"The Green Door" is the name of a saloon in Cheyenne, Wyoming, as well as Park Hall, Maryland

Within the American intelligence community, "green door" is a slang verb and adjective, relating to the restriction of an individual's or organization's access to information and/or locations: "We green doored them," or "The situation has been highlighted by the 'Green Door' compartmentation and exclusion".[12] This meaning was alluded to in episode 4 of Ashes to Ashes, set in 1981, when Shakin' Stevens' cover played whilst the protagonist police detectives sneaked out of a top-secret MOD research centre.

Preceded by
"Don't Be Cruel" by Elvis Presley
Billboard Top 100 number one single
(Jim Lowe version)

November 3, 1956 (three weeks)
Succeeded by
"Love Me Tender" by Elvis Presley
Preceded by
"Ghost Town" by The Specials
UK number one single
(Shakin' Stevens version)

1 August 1981 (four weeks)[13]
Succeeded by
"Japanese Boy" by Aneka

References[edit]
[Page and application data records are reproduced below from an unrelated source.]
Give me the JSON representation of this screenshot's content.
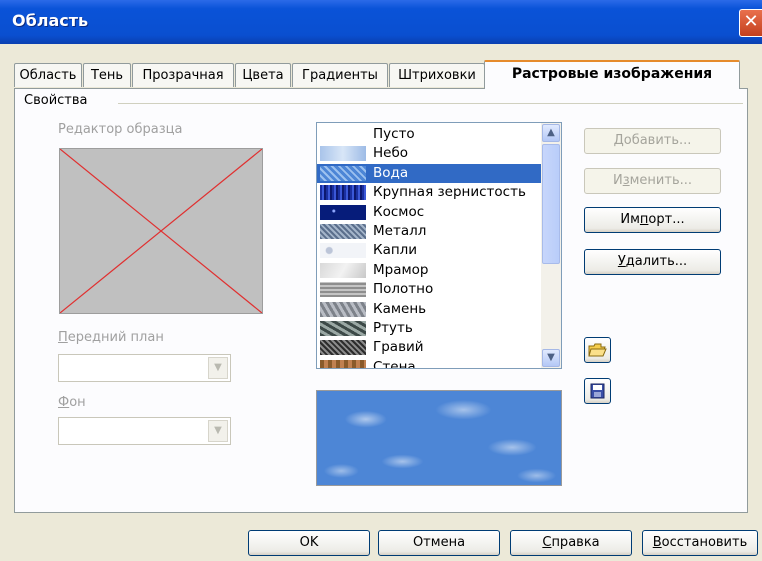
{
  "window": {
    "title": "Область",
    "close_glyph": "✕"
  },
  "tabs": [
    {
      "label": "Область"
    },
    {
      "label": "Тень"
    },
    {
      "label": "Прозрачная"
    },
    {
      "label": "Цвета"
    },
    {
      "label": "Градиенты"
    },
    {
      "label": "Штриховки"
    },
    {
      "label": "Растровые изображения",
      "active": true
    }
  ],
  "properties": {
    "group_label": "Свойства",
    "editor_label": "Редактор образца",
    "foreground_label": "Передний план",
    "background_label": "Фон",
    "foreground_value": "",
    "background_value": ""
  },
  "bitmap_list": {
    "items": [
      {
        "name": "Пусто",
        "pattern": "empty"
      },
      {
        "name": "Небо",
        "pattern": "sky"
      },
      {
        "name": "Вода",
        "pattern": "water",
        "selected": true
      },
      {
        "name": "Крупная зернистость",
        "pattern": "coarse"
      },
      {
        "name": "Космос",
        "pattern": "space"
      },
      {
        "name": "Металл",
        "pattern": "metal"
      },
      {
        "name": "Капли",
        "pattern": "drops"
      },
      {
        "name": "Мрамор",
        "pattern": "marble"
      },
      {
        "name": "Полотно",
        "pattern": "canvas"
      },
      {
        "name": "Камень",
        "pattern": "stone"
      },
      {
        "name": "Ртуть",
        "pattern": "mercury"
      },
      {
        "name": "Гравий",
        "pattern": "gravel"
      },
      {
        "name": "Стена",
        "pattern": "wall"
      }
    ]
  },
  "buttons": {
    "add_pre": "",
    "add_u": "Д",
    "add_post": "обавить...",
    "modify_pre": "И",
    "modify_u": "з",
    "modify_post": "менить...",
    "import_pre": "Им",
    "import_u": "п",
    "import_post": "орт...",
    "delete_pre": "",
    "delete_u": "У",
    "delete_post": "далить..."
  },
  "footer": {
    "ok": "OK",
    "cancel": "Отмена",
    "help_pre": "",
    "help_u": "С",
    "help_post": "правка",
    "reset_pre": "",
    "reset_u": "В",
    "reset_post": "осстановить"
  },
  "colors": {
    "accent": "#316ac5",
    "title_bar": "#0a53d8",
    "tab_highlight": "#e68b2c"
  }
}
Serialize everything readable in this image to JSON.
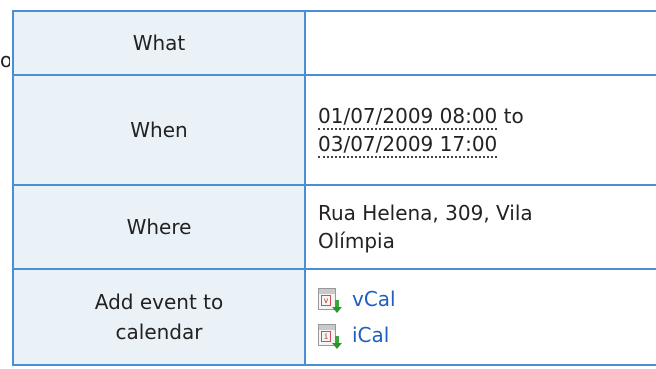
{
  "left_edge": {
    "cut_glyph": "o"
  },
  "rows": [
    {
      "label": "What",
      "value": ""
    },
    {
      "label": "When",
      "date_start": "01/07/2009 08:00",
      "connector": "to",
      "date_end": "03/07/2009 17:00"
    },
    {
      "label": "Where",
      "value_line1": "Rua Helena, 309, Vila",
      "value_line2": "Olímpia"
    },
    {
      "label_line1": "Add event to",
      "label_line2": "calendar",
      "links": [
        {
          "label": "vCal",
          "icon": "vcal-download-icon"
        },
        {
          "label": "iCal",
          "icon": "ical-download-icon"
        }
      ]
    }
  ],
  "colors": {
    "border": "#4a8ed6",
    "label_bg": "#eaf2f8",
    "link": "#1f5fbf"
  }
}
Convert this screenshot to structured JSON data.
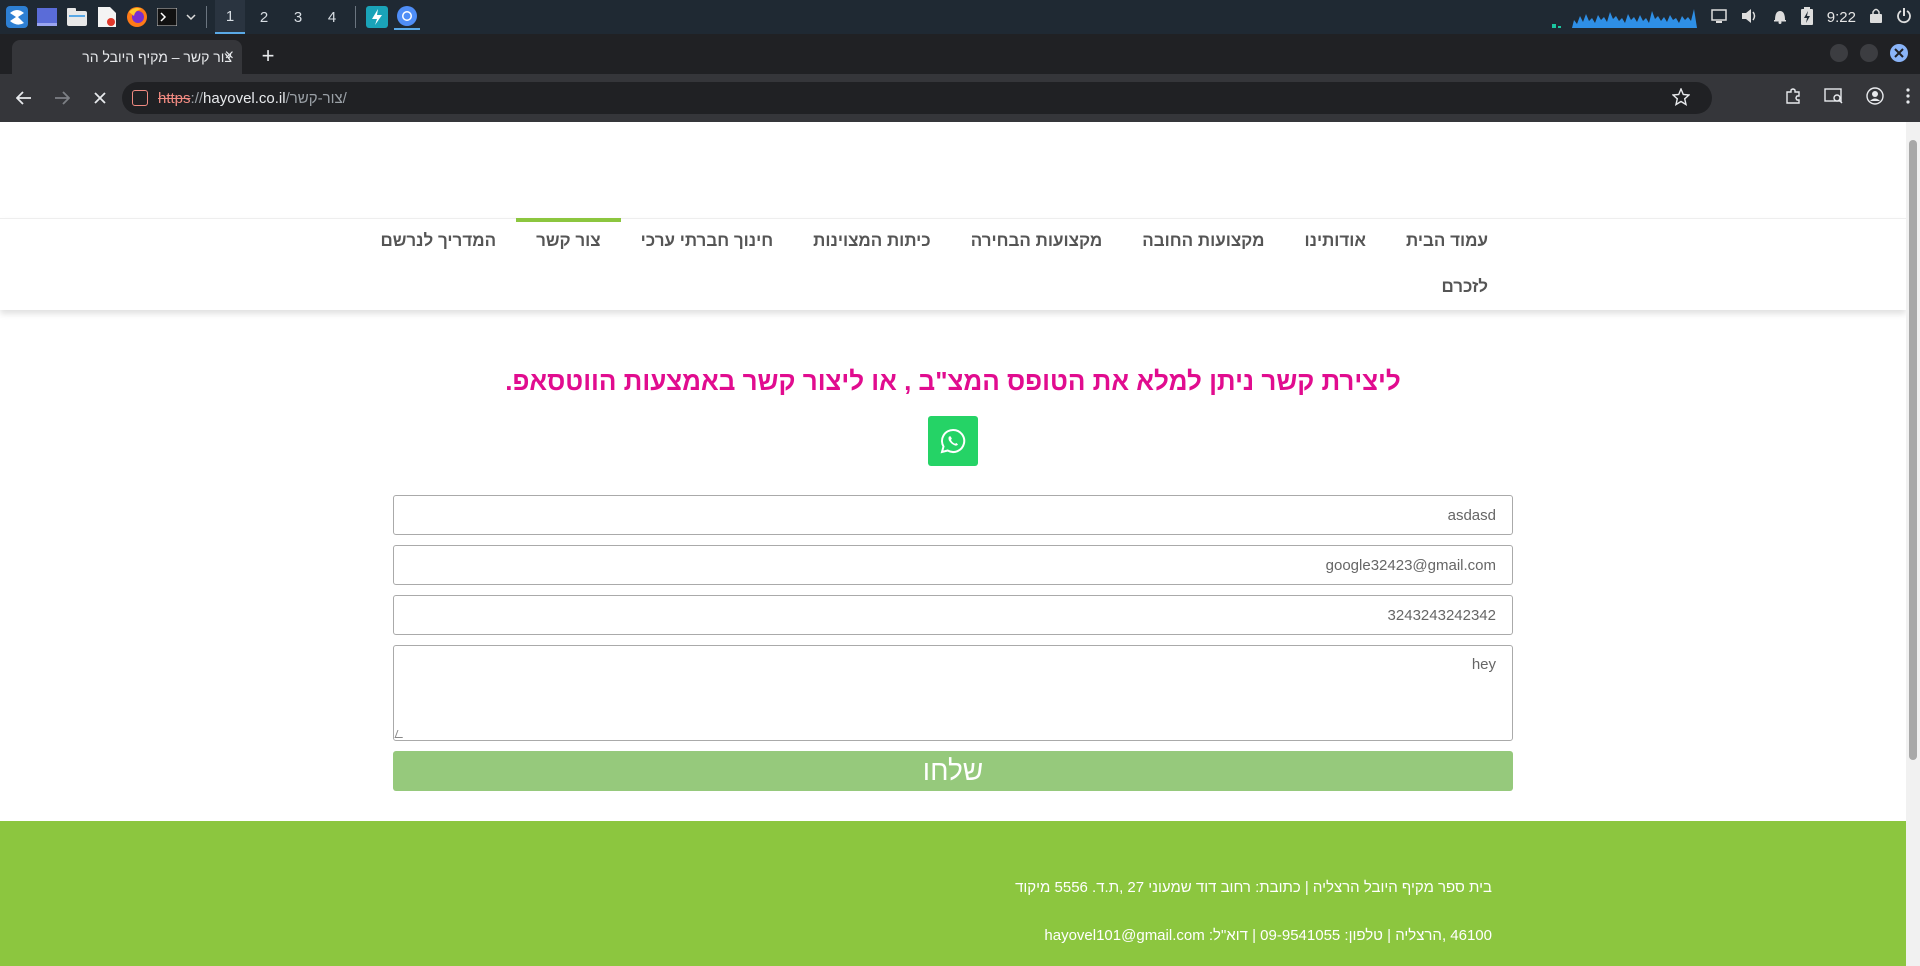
{
  "taskbar": {
    "workspaces": [
      "1",
      "2",
      "3",
      "4"
    ],
    "active_workspace": "1",
    "clock": "9:22"
  },
  "browser": {
    "tab_title": "צור קשר – מקיף היובל הר",
    "tab_close": "×",
    "new_tab": "+",
    "url_scheme": "https",
    "url_sep": "://",
    "url_host": "hayovel.co.il",
    "url_path": "/צור-קשר/"
  },
  "nav": {
    "row1": [
      {
        "label": "עמוד הבית",
        "active": false
      },
      {
        "label": "אודותינו",
        "active": false
      },
      {
        "label": "מקצועות החובה",
        "active": false
      },
      {
        "label": "מקצועות הבחירה",
        "active": false
      },
      {
        "label": "כיתות המצוינות",
        "active": false
      },
      {
        "label": "חינוך חברתי ערכי",
        "active": false
      },
      {
        "label": "צור קשר",
        "active": true
      },
      {
        "label": "המדריך לנרשם",
        "active": false
      }
    ],
    "row2": [
      {
        "label": "לזכרם",
        "active": false
      }
    ],
    "accent": "#8cc63f"
  },
  "contact": {
    "intro": "ליצירת קשר ניתן למלא את הטופס המצ\"ב , או ליצור קשר באמצעות הווטסאפ.",
    "intro_color": "#e10c8f",
    "whatsapp_color": "#25d366",
    "fields": {
      "name": "asdasd",
      "email": "google32423@gmail.com",
      "phone": "3243243242342",
      "message": "hey"
    },
    "submit_label": "שלחו"
  },
  "footer": {
    "line1": "בית ספר מקיף היובל הרצליה | כתובת: רחוב דוד שמעוני 27 ,ת.ד. 5556 מיקוד",
    "line2": "46100 ,הרצליה | טלפון: 09-9541055  | דוא\"ל: hayovel101@gmail.com",
    "bg_color": "#8cc63f"
  }
}
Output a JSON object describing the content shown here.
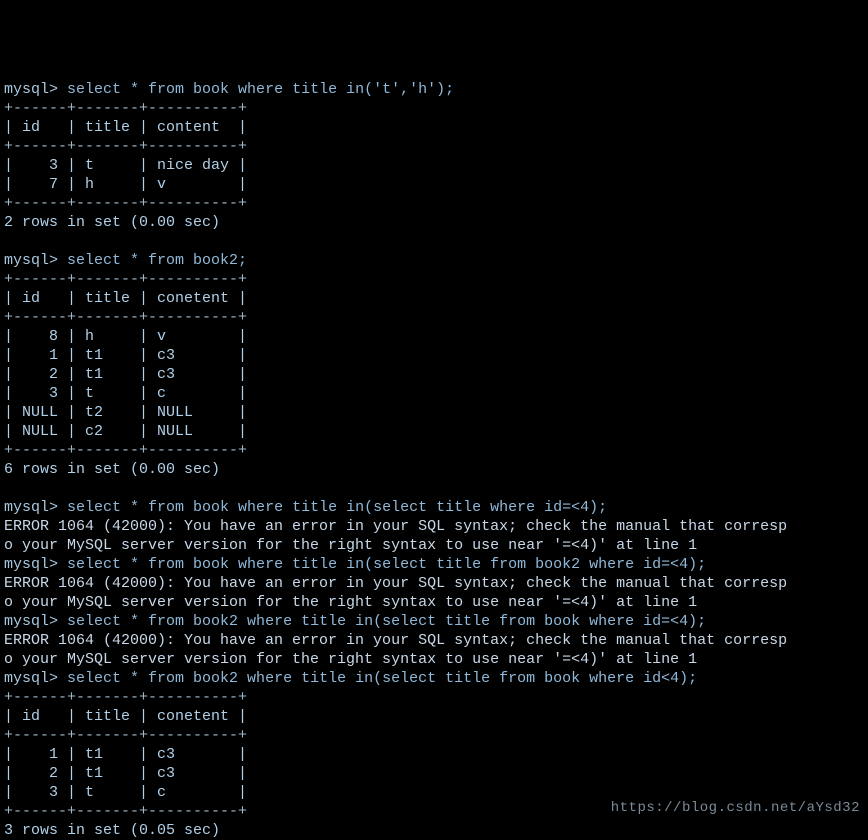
{
  "prompt": "mysql>",
  "queries": {
    "q1": "select * from book where title in('t','h');",
    "q2": "select * from book2;",
    "q3": "select * from book where title in(select title where id=<4);",
    "q4": "select * from book where title in(select title from book2 where id=<4);",
    "q5": "select * from book2 where title in(select title from book where id=<4);",
    "q6": "select * from book2 where title in(select title from book where id<4);"
  },
  "tables": {
    "book": {
      "sep": "+------+-------+----------+",
      "head": "| id   | title | content  |",
      "rows": [
        "|    3 | t     | nice day |",
        "|    7 | h     | v        |"
      ]
    },
    "book2": {
      "sep": "+------+-------+----------+",
      "head": "| id   | title | conetent |",
      "rows": [
        "|    8 | h     | v        |",
        "|    1 | t1    | c3       |",
        "|    2 | t1    | c3       |",
        "|    3 | t     | c        |",
        "| NULL | t2    | NULL     |",
        "| NULL | c2    | NULL     |"
      ]
    },
    "book2filtered": {
      "sep": "+------+-------+----------+",
      "head": "| id   | title | conetent |",
      "rows": [
        "|    1 | t1    | c3       |",
        "|    2 | t1    | c3       |",
        "|    3 | t     | c        |"
      ]
    }
  },
  "status": {
    "r2": "2 rows in set (0.00 sec)",
    "r6": "6 rows in set (0.00 sec)",
    "r3": "3 rows in set (0.05 sec)"
  },
  "errors": {
    "l1": "ERROR 1064 (42000): You have an error in your SQL syntax; check the manual that corresp",
    "l2": "o your MySQL server version for the right syntax to use near '=<4)' at line 1"
  },
  "watermark": "https://blog.csdn.net/aYsd32"
}
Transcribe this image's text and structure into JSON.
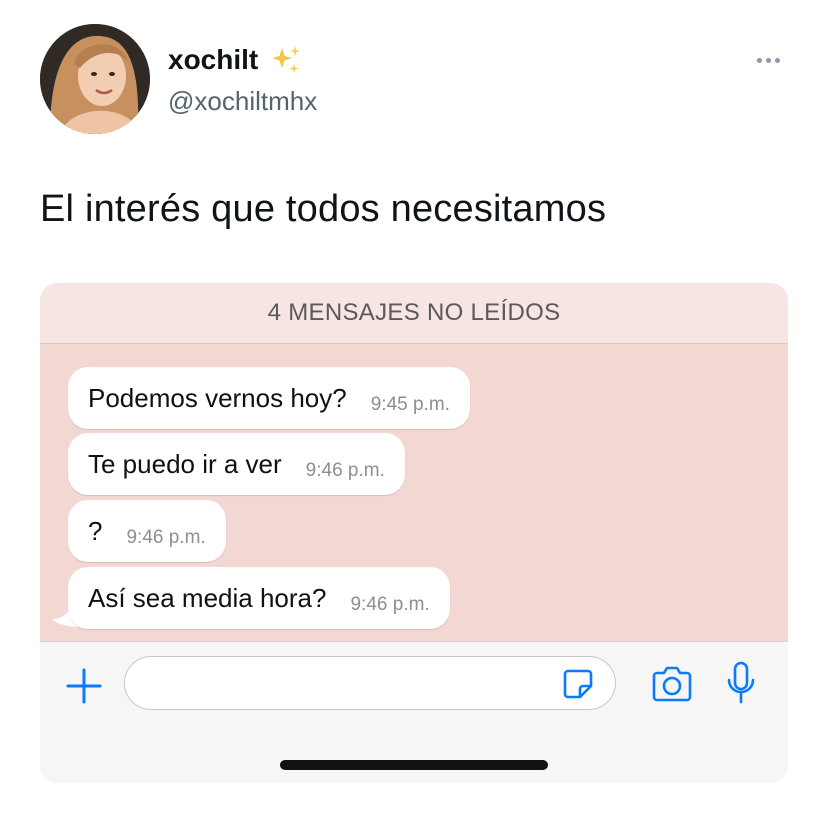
{
  "tweet": {
    "author_name": "xochilt",
    "author_emoji": "sparkles-icon",
    "handle": "@xochiltmhx",
    "text": "El interés que todos necesitamos"
  },
  "chat": {
    "unread_banner": "4 MENSAJES NO LEÍDOS",
    "messages": [
      {
        "text": "Podemos vernos hoy?",
        "time": "9:45 p.m."
      },
      {
        "text": "Te puedo ir a ver",
        "time": "9:46 p.m."
      },
      {
        "text": "?",
        "time": "9:46 p.m."
      },
      {
        "text": "Así sea media hora?",
        "time": "9:46 p.m."
      }
    ],
    "input_icons": [
      "plus-icon",
      "sticker-icon",
      "camera-icon",
      "microphone-icon"
    ]
  },
  "colors": {
    "chat_background": "#f2d7d3",
    "ios_blue": "#0a7aff"
  }
}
  1. ^ Adam Daniels, "The Shack comes back", The Columbia Missourian, 9 August 2007."
  2. ^ "Great lesbian songs? Here's our top five". The Guardian. 6 March 2007. 
  3. ^ "The truth behind The Green Door". The Guardian. 8 September 2006. 
  4. ^ Mitch Mitchell (29 September 2006). "Doors of Perception" Film & Music letters: September 2006". The Guardian. 
  5. ^ "The Green Door by O. Henry". Literaturecollection.com. Retrieved 2014-03-29. 
  6. ^ H.G. Wells (1911) The Door in the Wall and Other Stories
  7. ^ "The Door in the Wall by H.G. Wells". Online-literature.com. Retrieved 2014-03-29. 
  8. ^ "The Mildred A. Wirt Benson Website". Nancydrewsleuth.com. Retrieved 2014-03-29. 
  9. ^ "The Lost Room by Fitz-James O'Brien". Manybooks.net. 2008-01-14. Retrieved 2014-03-29. 
  10. ^ Roberts, David (2006). British Hit Singles & Albums (19th ed.). London: Guinness World Records Limited. pp. 396–7. ISBN 1-904994-10-5. 
  11. ^ David Berg, "The Green Door", The Family, August 1973. Accessed 18 July 2008.
  12. ^ Faurer, Lincoln D. (16-17. September 1999), Intelligence Support to the Warfighter, in Guideposts for the United States Military in the Twenty-first Century, Air Force History and Museums Program  Check date values in: |date= (help)
  13. ^ "1981 The Number One Albums". Official Charts. Retrieved 2014-03-29.